> [Exercise brief]: Each line of the entries that mentions the string "this" needs to be reported.

> [Provided data]:

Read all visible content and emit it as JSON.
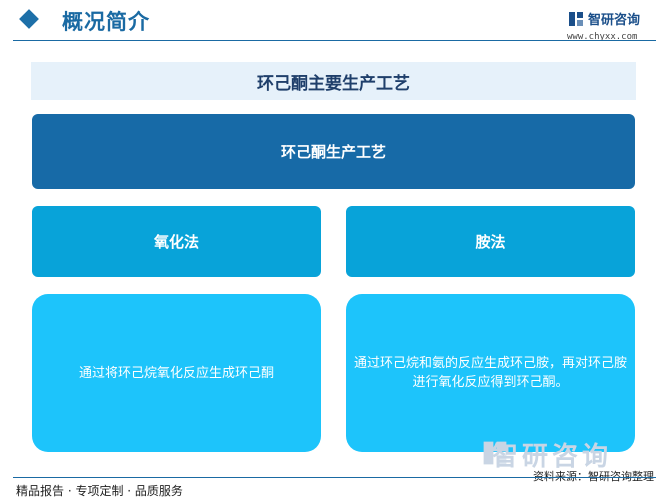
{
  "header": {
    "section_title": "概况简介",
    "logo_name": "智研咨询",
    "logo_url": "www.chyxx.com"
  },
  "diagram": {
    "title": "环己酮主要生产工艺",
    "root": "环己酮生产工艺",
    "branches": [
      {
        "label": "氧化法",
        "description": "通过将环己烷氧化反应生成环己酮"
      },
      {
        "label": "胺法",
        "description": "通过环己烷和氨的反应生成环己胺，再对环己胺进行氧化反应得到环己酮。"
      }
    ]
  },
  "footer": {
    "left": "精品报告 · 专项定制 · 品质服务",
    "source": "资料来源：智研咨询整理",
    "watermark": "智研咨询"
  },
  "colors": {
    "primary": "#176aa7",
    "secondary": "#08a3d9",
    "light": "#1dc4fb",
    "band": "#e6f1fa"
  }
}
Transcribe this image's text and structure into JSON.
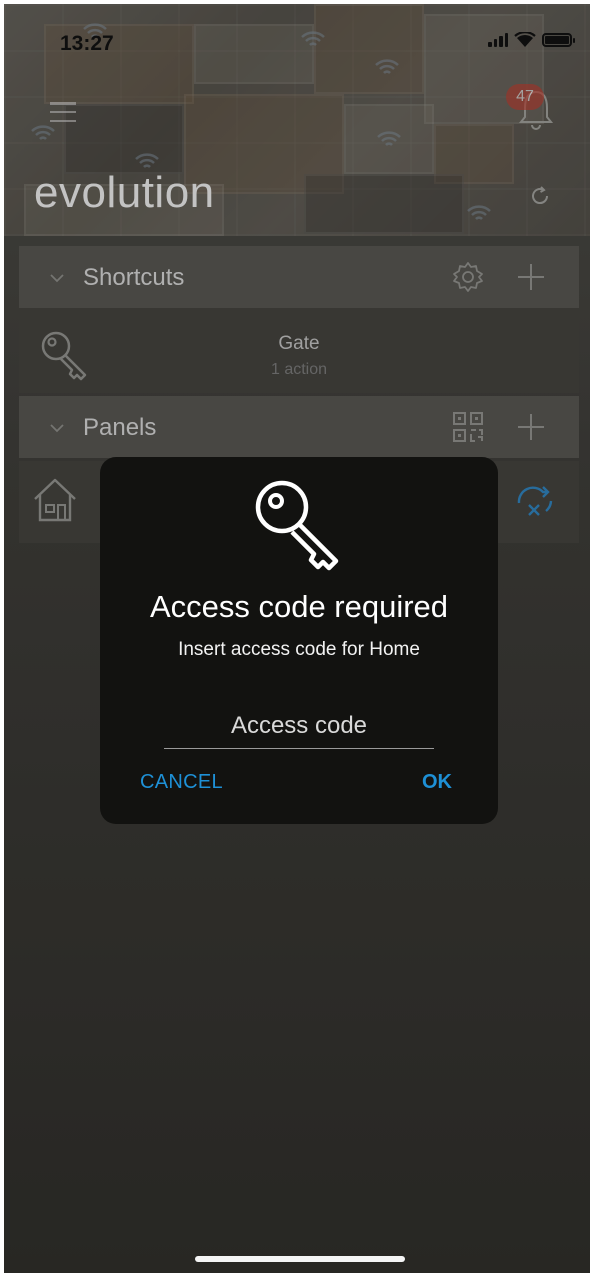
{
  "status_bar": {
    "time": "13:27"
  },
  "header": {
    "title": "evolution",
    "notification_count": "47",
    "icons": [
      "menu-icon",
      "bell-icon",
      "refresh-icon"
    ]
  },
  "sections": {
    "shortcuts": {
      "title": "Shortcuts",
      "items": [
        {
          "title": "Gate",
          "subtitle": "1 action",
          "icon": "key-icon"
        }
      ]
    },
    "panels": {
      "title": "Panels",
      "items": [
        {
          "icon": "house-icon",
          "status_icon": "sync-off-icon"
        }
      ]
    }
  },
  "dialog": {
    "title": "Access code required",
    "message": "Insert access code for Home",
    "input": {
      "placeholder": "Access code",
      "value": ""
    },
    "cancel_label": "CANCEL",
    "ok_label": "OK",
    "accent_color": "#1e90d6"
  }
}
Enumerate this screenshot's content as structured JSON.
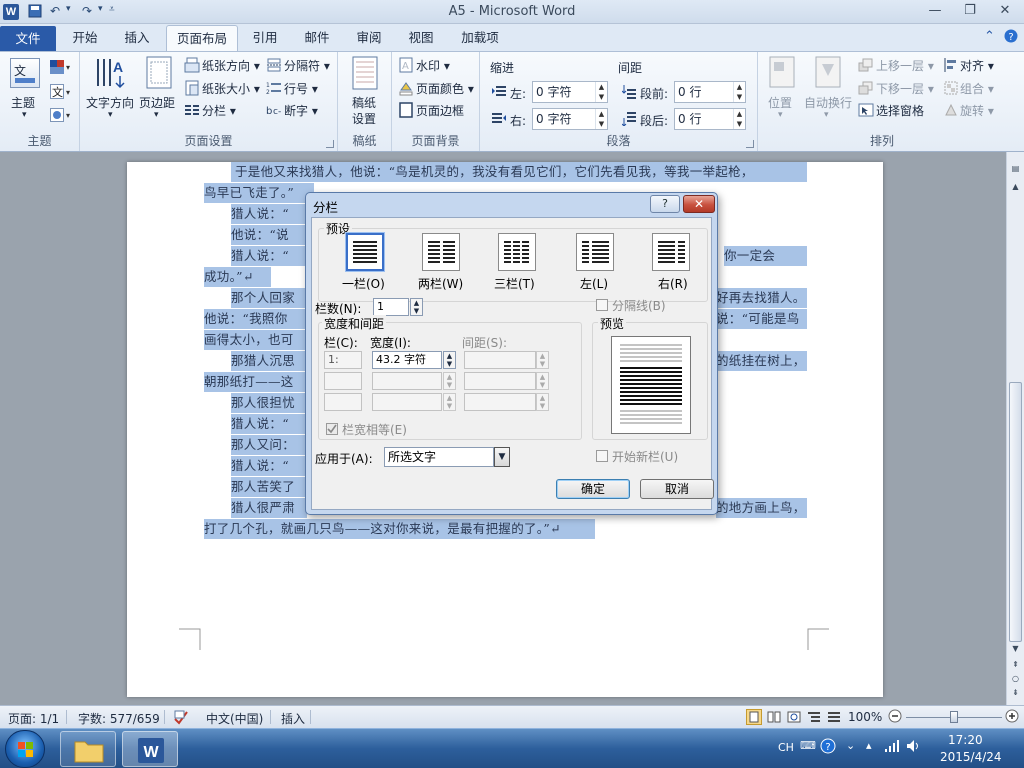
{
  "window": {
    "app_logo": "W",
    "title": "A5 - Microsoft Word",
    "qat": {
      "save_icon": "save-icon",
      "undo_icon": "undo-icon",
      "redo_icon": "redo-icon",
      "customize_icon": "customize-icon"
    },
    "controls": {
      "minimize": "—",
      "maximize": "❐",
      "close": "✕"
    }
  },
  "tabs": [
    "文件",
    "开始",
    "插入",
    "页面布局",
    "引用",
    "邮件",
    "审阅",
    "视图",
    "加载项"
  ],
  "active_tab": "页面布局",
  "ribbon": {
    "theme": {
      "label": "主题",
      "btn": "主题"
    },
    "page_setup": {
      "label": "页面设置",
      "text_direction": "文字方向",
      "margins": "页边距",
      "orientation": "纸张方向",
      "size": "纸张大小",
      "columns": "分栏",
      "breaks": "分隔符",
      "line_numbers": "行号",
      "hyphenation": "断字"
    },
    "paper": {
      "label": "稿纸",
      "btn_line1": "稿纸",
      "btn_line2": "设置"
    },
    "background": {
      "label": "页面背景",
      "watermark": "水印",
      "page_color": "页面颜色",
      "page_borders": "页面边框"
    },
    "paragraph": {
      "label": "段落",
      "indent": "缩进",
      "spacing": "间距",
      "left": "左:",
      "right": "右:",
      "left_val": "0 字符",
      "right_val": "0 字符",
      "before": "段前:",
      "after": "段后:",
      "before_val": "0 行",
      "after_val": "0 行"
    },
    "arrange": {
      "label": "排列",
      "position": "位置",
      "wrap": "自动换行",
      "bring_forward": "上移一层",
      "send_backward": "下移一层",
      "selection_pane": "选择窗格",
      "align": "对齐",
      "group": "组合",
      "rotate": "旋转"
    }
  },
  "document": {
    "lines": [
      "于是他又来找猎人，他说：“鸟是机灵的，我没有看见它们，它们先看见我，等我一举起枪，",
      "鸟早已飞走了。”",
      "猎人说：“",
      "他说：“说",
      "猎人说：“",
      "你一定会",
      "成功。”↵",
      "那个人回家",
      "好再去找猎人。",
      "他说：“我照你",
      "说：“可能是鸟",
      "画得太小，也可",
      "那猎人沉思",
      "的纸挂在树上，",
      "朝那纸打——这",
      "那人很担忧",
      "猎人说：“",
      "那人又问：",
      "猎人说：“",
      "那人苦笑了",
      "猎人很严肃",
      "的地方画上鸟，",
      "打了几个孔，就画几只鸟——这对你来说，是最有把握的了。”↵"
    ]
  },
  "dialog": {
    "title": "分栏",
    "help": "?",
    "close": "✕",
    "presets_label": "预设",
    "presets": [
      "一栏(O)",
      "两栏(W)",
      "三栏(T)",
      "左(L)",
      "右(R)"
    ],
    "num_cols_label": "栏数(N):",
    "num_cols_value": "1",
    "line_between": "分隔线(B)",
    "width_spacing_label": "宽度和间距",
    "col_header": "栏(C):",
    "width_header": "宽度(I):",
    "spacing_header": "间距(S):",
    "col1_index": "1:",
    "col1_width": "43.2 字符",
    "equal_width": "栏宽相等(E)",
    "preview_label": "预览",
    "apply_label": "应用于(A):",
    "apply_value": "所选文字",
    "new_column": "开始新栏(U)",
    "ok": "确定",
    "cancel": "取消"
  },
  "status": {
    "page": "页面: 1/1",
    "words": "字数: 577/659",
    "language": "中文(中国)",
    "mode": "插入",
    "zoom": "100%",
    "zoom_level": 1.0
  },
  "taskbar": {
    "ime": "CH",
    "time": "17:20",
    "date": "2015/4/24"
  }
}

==

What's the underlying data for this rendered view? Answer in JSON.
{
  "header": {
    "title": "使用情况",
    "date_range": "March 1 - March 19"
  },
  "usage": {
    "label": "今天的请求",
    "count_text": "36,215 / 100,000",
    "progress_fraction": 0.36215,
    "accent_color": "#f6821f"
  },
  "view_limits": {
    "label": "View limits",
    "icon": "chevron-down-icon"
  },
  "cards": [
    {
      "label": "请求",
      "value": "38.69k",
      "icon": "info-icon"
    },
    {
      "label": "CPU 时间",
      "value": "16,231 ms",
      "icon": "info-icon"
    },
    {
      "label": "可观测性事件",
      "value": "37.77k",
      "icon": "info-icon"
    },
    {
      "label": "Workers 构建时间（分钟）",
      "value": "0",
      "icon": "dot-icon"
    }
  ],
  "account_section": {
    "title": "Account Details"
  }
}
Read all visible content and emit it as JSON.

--

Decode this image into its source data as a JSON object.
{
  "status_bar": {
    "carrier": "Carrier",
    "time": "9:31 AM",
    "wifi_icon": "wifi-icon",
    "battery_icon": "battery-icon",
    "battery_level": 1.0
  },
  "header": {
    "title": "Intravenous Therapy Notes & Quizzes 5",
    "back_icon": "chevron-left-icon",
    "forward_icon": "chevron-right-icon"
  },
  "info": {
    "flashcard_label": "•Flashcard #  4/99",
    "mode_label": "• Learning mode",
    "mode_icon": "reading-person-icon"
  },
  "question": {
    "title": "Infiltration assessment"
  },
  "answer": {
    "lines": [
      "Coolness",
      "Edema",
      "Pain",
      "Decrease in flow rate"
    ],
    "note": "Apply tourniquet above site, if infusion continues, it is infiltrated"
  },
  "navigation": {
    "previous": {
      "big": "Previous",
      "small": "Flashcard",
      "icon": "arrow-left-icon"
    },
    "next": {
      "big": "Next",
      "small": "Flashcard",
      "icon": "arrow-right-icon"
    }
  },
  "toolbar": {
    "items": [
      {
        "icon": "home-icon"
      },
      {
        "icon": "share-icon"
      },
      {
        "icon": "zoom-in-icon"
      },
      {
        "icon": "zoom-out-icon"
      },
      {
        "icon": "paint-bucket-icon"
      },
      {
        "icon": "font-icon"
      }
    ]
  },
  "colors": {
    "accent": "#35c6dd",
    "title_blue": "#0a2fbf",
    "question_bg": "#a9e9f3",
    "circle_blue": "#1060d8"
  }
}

> [Result]:
Transcribe this image's text and structure into JSON.
Enumerate this screenshot's content as structured JSON.
What's the underlying data for this rendered view? Answer in JSON.
Decode this image into its source data as a JSON object.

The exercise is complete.